Items from a dataset
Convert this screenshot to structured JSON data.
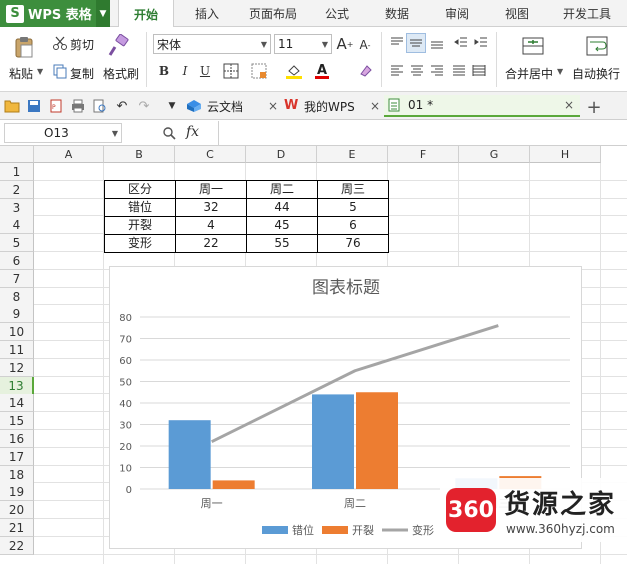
{
  "app": {
    "brand": "WPS 表格"
  },
  "tabs": [
    "开始",
    "插入",
    "页面布局",
    "公式",
    "数据",
    "审阅",
    "视图",
    "开发工具"
  ],
  "ribbon": {
    "cut": "剪切",
    "copy": "复制",
    "paste": "粘贴",
    "format_painter": "格式刷",
    "font_name": "宋体",
    "font_size": "11",
    "bold": "B",
    "italic": "I",
    "underline": "U",
    "merge_center": "合并居中",
    "auto_wrap": "自动换行"
  },
  "doc_tabs": [
    {
      "label": "云文档",
      "close": "×"
    },
    {
      "label": "我的WPS",
      "close": "×"
    },
    {
      "label": "01 *",
      "close": "×"
    }
  ],
  "formula_bar": {
    "name_box": "O13",
    "fx": "fx",
    "value": ""
  },
  "columns": [
    "A",
    "B",
    "C",
    "D",
    "E",
    "F",
    "G",
    "H"
  ],
  "rows": [
    "1",
    "2",
    "3",
    "4",
    "5",
    "6",
    "7",
    "8",
    "9",
    "10",
    "11",
    "12",
    "13",
    "14",
    "15",
    "16",
    "17",
    "18",
    "19",
    "20",
    "21",
    "22"
  ],
  "selected_row": "13",
  "table": {
    "header": [
      "区分",
      "周一",
      "周二",
      "周三"
    ],
    "rows": [
      [
        "错位",
        "32",
        "44",
        "5"
      ],
      [
        "开裂",
        "4",
        "45",
        "6"
      ],
      [
        "变形",
        "22",
        "55",
        "76"
      ]
    ]
  },
  "chart_data": {
    "type": "bar",
    "title": "图表标题",
    "categories": [
      "周一",
      "周二",
      "周三"
    ],
    "series": [
      {
        "name": "错位",
        "type": "bar",
        "values": [
          32,
          44,
          5
        ],
        "color": "#5b9bd5"
      },
      {
        "name": "开裂",
        "type": "bar",
        "values": [
          4,
          45,
          6
        ],
        "color": "#ed7d31"
      },
      {
        "name": "变形",
        "type": "line",
        "values": [
          22,
          55,
          76
        ],
        "color": "#a5a5a5"
      }
    ],
    "ylim": [
      0,
      80
    ],
    "yticks": [
      "0",
      "10",
      "20",
      "30",
      "40",
      "50",
      "60",
      "70",
      "80"
    ],
    "grid": true,
    "legend": "bottom"
  },
  "watermark": {
    "logo": "360",
    "text": "货源之家",
    "url": "www.360hyzj.com"
  }
}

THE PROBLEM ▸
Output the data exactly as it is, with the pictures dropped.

SOLUTION TO THIS EXERCISE ▸
Convert this screenshot to structured JSON data.
{
  "app": {
    "brand": "WPS 表格"
  },
  "tabs": [
    "开始",
    "插入",
    "页面布局",
    "公式",
    "数据",
    "审阅",
    "视图",
    "开发工具"
  ],
  "ribbon": {
    "cut": "剪切",
    "copy": "复制",
    "paste": "粘贴",
    "format_painter": "格式刷",
    "font_name": "宋体",
    "font_size": "11",
    "bold": "B",
    "italic": "I",
    "underline": "U",
    "merge_center": "合并居中",
    "auto_wrap": "自动换行"
  },
  "doc_tabs": [
    {
      "label": "云文档",
      "close": "×"
    },
    {
      "label": "我的WPS",
      "close": "×"
    },
    {
      "label": "01 *",
      "close": "×"
    }
  ],
  "formula_bar": {
    "name_box": "O13",
    "fx": "fx",
    "value": ""
  },
  "columns": [
    "A",
    "B",
    "C",
    "D",
    "E",
    "F",
    "G",
    "H"
  ],
  "rows": [
    "1",
    "2",
    "3",
    "4",
    "5",
    "6",
    "7",
    "8",
    "9",
    "10",
    "11",
    "12",
    "13",
    "14",
    "15",
    "16",
    "17",
    "18",
    "19",
    "20",
    "21",
    "22"
  ],
  "selected_row": "13",
  "table": {
    "header": [
      "区分",
      "周一",
      "周二",
      "周三"
    ],
    "rows": [
      [
        "错位",
        "32",
        "44",
        "5"
      ],
      [
        "开裂",
        "4",
        "45",
        "6"
      ],
      [
        "变形",
        "22",
        "55",
        "76"
      ]
    ]
  },
  "chart_data": {
    "type": "bar",
    "title": "图表标题",
    "categories": [
      "周一",
      "周二",
      "周三"
    ],
    "series": [
      {
        "name": "错位",
        "type": "bar",
        "values": [
          32,
          44,
          5
        ],
        "color": "#5b9bd5"
      },
      {
        "name": "开裂",
        "type": "bar",
        "values": [
          4,
          45,
          6
        ],
        "color": "#ed7d31"
      },
      {
        "name": "变形",
        "type": "line",
        "values": [
          22,
          55,
          76
        ],
        "color": "#a5a5a5"
      }
    ],
    "ylim": [
      0,
      80
    ],
    "yticks": [
      "0",
      "10",
      "20",
      "30",
      "40",
      "50",
      "60",
      "70",
      "80"
    ],
    "grid": true,
    "legend": "bottom"
  },
  "watermark": {
    "logo": "360",
    "text": "货源之家",
    "url": "www.360hyzj.com"
  }
}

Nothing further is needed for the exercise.